However, we are unable to identify any provision of the form BOT agreement or Term Sheet that provides for reimbursement of the Upgrade costs paid by Seller before closing. Rather, the BOT agreement provides that upon closing (which occurs after mechanical completion of the project), the Interconnection Agreement and all rights thereunder (including the right to receive reimbursement for Upgrade costs) will be assigned to Duke, cutting off Seller’s right to receive reimbursement.
Please identify the terms of the BOT agreement providing for reimbursement of upgrade costs.. If there are no such provisions, please explain the intended mechanism for reimbursement of Upgrade costs under the BOT agreements, and confirm that the LOI and BOT agreements will be revised accordingly.
2. The form BOT agreement also provides that any agreements relating to the construction of Affected System Upgrades will be assigned to Duke upon closing.
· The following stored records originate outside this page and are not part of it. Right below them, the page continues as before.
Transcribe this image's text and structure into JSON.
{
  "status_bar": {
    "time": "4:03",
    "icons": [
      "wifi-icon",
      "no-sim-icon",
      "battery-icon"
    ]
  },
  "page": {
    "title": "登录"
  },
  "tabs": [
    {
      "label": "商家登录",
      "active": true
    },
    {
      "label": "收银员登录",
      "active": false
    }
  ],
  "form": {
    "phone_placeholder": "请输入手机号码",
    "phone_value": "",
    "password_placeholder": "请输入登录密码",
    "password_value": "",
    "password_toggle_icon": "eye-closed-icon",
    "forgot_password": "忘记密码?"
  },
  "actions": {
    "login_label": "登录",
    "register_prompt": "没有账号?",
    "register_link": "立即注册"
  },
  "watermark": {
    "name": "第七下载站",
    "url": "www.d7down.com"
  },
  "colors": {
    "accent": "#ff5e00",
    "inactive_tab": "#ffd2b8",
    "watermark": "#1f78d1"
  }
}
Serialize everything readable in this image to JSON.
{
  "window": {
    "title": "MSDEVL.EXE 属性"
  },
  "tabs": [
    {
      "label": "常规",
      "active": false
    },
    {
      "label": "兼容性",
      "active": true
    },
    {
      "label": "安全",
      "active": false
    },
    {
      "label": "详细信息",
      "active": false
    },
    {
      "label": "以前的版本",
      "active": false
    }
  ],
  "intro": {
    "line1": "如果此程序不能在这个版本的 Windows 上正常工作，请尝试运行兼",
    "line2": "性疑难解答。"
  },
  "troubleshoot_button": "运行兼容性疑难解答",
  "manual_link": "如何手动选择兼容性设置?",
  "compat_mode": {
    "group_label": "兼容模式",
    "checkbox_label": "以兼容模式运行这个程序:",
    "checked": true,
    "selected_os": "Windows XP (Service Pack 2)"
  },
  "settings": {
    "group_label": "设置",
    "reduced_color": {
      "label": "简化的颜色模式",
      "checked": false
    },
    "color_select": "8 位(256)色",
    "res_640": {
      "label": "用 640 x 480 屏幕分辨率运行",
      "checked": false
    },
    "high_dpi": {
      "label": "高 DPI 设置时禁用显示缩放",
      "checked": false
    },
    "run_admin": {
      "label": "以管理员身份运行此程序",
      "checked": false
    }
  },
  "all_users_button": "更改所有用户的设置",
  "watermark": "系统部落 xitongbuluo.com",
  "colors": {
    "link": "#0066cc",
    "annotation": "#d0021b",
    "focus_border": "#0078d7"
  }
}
We understand that under the RFP, the bidder is generally responsible for payment of Affected System Upgrade costs. However, to the extent that a (non-Duke) Affected System Operator’s form agreements provide for reimbursement of Affected System Upgrade costs, it is unreasonable for the Seller to pay those costs but for Duke to receive the reimbursement. Please confirm that, in the event a Seller pays Affected System Upgrade costs to a non-Duke system, Seller shall retain any right to receive reimbursement of those costs from the Affected System (or Duke shall compensate Seller for its assignment of any reimbursements).
Answer: 1. The 2022 Solar RFP solicitation document states, “[F]or proposals in DISIS (and not those with an executed Interconnection Agreement), the costs of Network Upgrades should not be incorporated in the MP’s Utility Ownership Track Proposal price. Network Upgrade costs will be identified from DISIS Phase 1 and Phase 2 cost estimates or in the executed Interconnection Agreement, if applicable. However, BOT and certain Asset Transfer Plus EPC proposals (dependent on timing of transfer) may be required to fund the Network Upgrades initially but will be reimbursed for such upgrades by DEC or DEP in accordance with the Asset Acquisition Agreement.” We understand that the LOI and related term sheets reflect a different logistical process (that is applicable to bidders with interconnection agreements already in place), and such documents will be revised to reflect that stated process within the RFP for DISIS projects. For the avoidance of doubt, all costs incurred by the bidder pursuant to the interconnection agreement executed pursuant to the DISIS process (inclusive of deposits, security (that cannot be refunded and/or replaced) and upgrade costs actually paid) shall be reimbursed by Buyer (on a dollar for dollar basis) at the time of Closing and the LOI/Term Sheet and Definitive Agreement will include provisions relating to such reimbursement.
2. If bidder were to make any payments pursuant to an Affected System Upgrade Agreement, reimbursable or not, those payments would be reimbursed to the bidder under the BOT agreement.